Prostate Ultrasound and Biopsy

A prostate biopsy is best performed under transrectal ultrasound guidance using a spring-loaded biopsy device coupled to the transrectal probe. The patient is prepared with an enema and an antibiotic. The lubricated ultrasound probe is inserted into the rectum. Some lubricating gels include a topical anesthetic. Patients are positioned on their side for this procedure. The physician will first image the prostate using ultrasound noting the prostate glands size and shape and whether or not any other abnormalities exist, the most common of which are shadows which might signify the presence of prostate cancer. However, not all prostate cancers are visible. After the prostate gland has been anesthetized with an injection of a local anesthetic through a long fine needle that is passed through the probe, the physician performs the biopsy. Using the spring-loaded biopsy device attached to the ultrasound probe, the physician performs multiple biopsies of the prostate gland. Generally, 10 to 12 (or more, depending upon the size of the prostate gland and the prior PSA and biopsy history of the patient) biopsies will be performed. Each biopsy removes a cylinder of prostate tissue approximately 3/4 inch in length and 1/16 inch in width. The entire procedure takes 20 to 30 minutes. The biopsy tissue taken will then be examined by a pathologist (a physician who specializes in examining human tissue to determine whether it is normal or diseased). The pathologist will be able to confirm if cancer is present in the biopsy tissue. If cancer is present, the pathologist will also be able to grade the tumor. The grade indicates the tumor's degree of aggressiveness—how quickly it is likely to grow and spread.
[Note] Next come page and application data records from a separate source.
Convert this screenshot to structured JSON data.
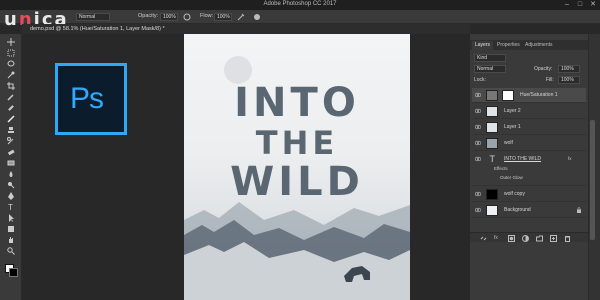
{
  "app": {
    "window_title": "Adobe Photoshop CC 2017",
    "watermark_logo": "unica"
  },
  "options_bar": {
    "mode_value": "Normal",
    "opacity_label": "Opacity:",
    "opacity_value": "100%",
    "flow_label": "Flow:",
    "flow_value": "100%"
  },
  "document": {
    "tab_label": "demo.psd @ 58.1% (Hue/Saturation 1, Layer Mask/8) *"
  },
  "canvas": {
    "ps_badge": "Ps",
    "poster_lines": [
      "INTO",
      "THE",
      "WILD"
    ]
  },
  "layers_panel": {
    "tabs": [
      "Layers",
      "Properties",
      "Adjustments"
    ],
    "kind_label": "Kind",
    "blend_mode": "Normal",
    "opacity_label": "Opacity:",
    "opacity_value": "100%",
    "lock_label": "Lock:",
    "fill_label": "Fill:",
    "fill_value": "100%",
    "layers": [
      {
        "name": "Hue/Saturation 1"
      },
      {
        "name": "Layer 2"
      },
      {
        "name": "Layer 1"
      },
      {
        "name": "wolf"
      },
      {
        "name": "INTO THE WILD"
      },
      {
        "name": "wolf copy"
      },
      {
        "name": "Background"
      }
    ],
    "effects_label": "Effects",
    "outer_glow_label": "Outer Glow",
    "fx_label": "fx"
  },
  "colors": {
    "accent_ps": "#31a8ff",
    "foreground": "#ffffff",
    "background": "#000000"
  }
}
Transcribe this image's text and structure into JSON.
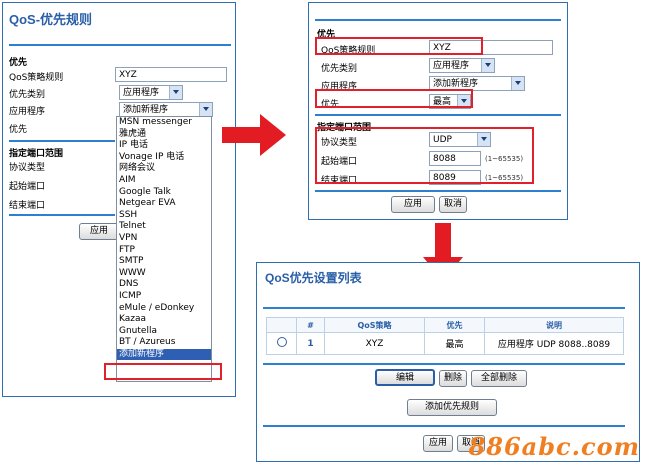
{
  "left_panel": {
    "title": "QoS-优先规则",
    "section_priority": "优先",
    "rule_label": "QoS策略规则",
    "rule_value": "XYZ",
    "category_label": "优先类别",
    "category_value": "应用程序",
    "application_label": "应用程序",
    "application_value": "添加新程序",
    "priority_label": "优先",
    "port_section": "指定端口范围",
    "protocol_label": "协议类型",
    "start_port_label": "起始端口",
    "end_port_label": "结束端口",
    "apply_button": "应用",
    "dropdown_options": [
      "MSN messenger",
      "雅虎通",
      "IP 电话",
      "Vonage IP 电话",
      "网络会议",
      "AIM",
      "Google Talk",
      "Netgear EVA",
      "SSH",
      "Telnet",
      "VPN",
      "FTP",
      "SMTP",
      "WWW",
      "DNS",
      "ICMP",
      "eMule / eDonkey",
      "Kazaa",
      "Gnutella",
      "BT / Azureus",
      "添加新程序"
    ],
    "dropdown_selected": "添加新程序"
  },
  "right_panel": {
    "section_priority": "优先",
    "rule_label": "QoS策略规则",
    "rule_value": "XYZ",
    "category_label": "优先类别",
    "category_value": "应用程序",
    "application_label": "应用程序",
    "application_value": "添加新程序",
    "priority_label": "优先",
    "priority_value": "最高",
    "port_section": "指定端口范围",
    "protocol_label": "协议类型",
    "protocol_value": "UDP",
    "start_port_label": "起始端口",
    "start_port_value": "8088",
    "start_port_hint": "(1~65535)",
    "end_port_label": "结束端口",
    "end_port_value": "8089",
    "end_port_hint": "(1~65535)",
    "apply_button": "应用",
    "cancel_button": "取消"
  },
  "bottom_panel": {
    "title": "QoS优先设置列表",
    "columns": [
      "#",
      "QoS策略",
      "优先",
      "说明"
    ],
    "rows": [
      {
        "index": "1",
        "policy": "XYZ",
        "priority": "最高",
        "description": "应用程序 UDP 8088..8089"
      }
    ],
    "edit_button": "编辑",
    "delete_button": "删除",
    "delete_all_button": "全部删除",
    "add_rule_button": "添加优先规则",
    "apply_button": "应用",
    "cancel_button": "取消"
  },
  "watermark": "886abc.com",
  "colors": {
    "accent_blue": "#2f7fd0",
    "title_blue": "#2a5fa8",
    "highlight_red": "#e0202a",
    "selection_blue": "#2f5fb3",
    "watermark_orange": "#f07f22"
  }
}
The Gleason grading system is the most widely used system. In this system, because often several different tumor patterns are seen, the most common tumor pattern is assigned a score from 1 to 5 and the second most common pattern is similarly assigned a score, using the same scale. The two scores are added together to give a Gleason sum ranging between 2 and 10. Scores of 2 to 6 designate mildly aggressive, 7 moderately aggressive and scores of 8 to 10 highly aggressive.

The transrectal ultrasound guided prostate biopsy is usually well tolerated. Injecting local anesthetics into the area before biopsy may minimize this discomfort. Blood in the ejaculate (hematospermia) and blood in the urine (hematuria) occur in most patients, but resolves within a few days for the urine and a few weeks for the semen. High fever is rare, occurring in only 1 to 2 percent of patients.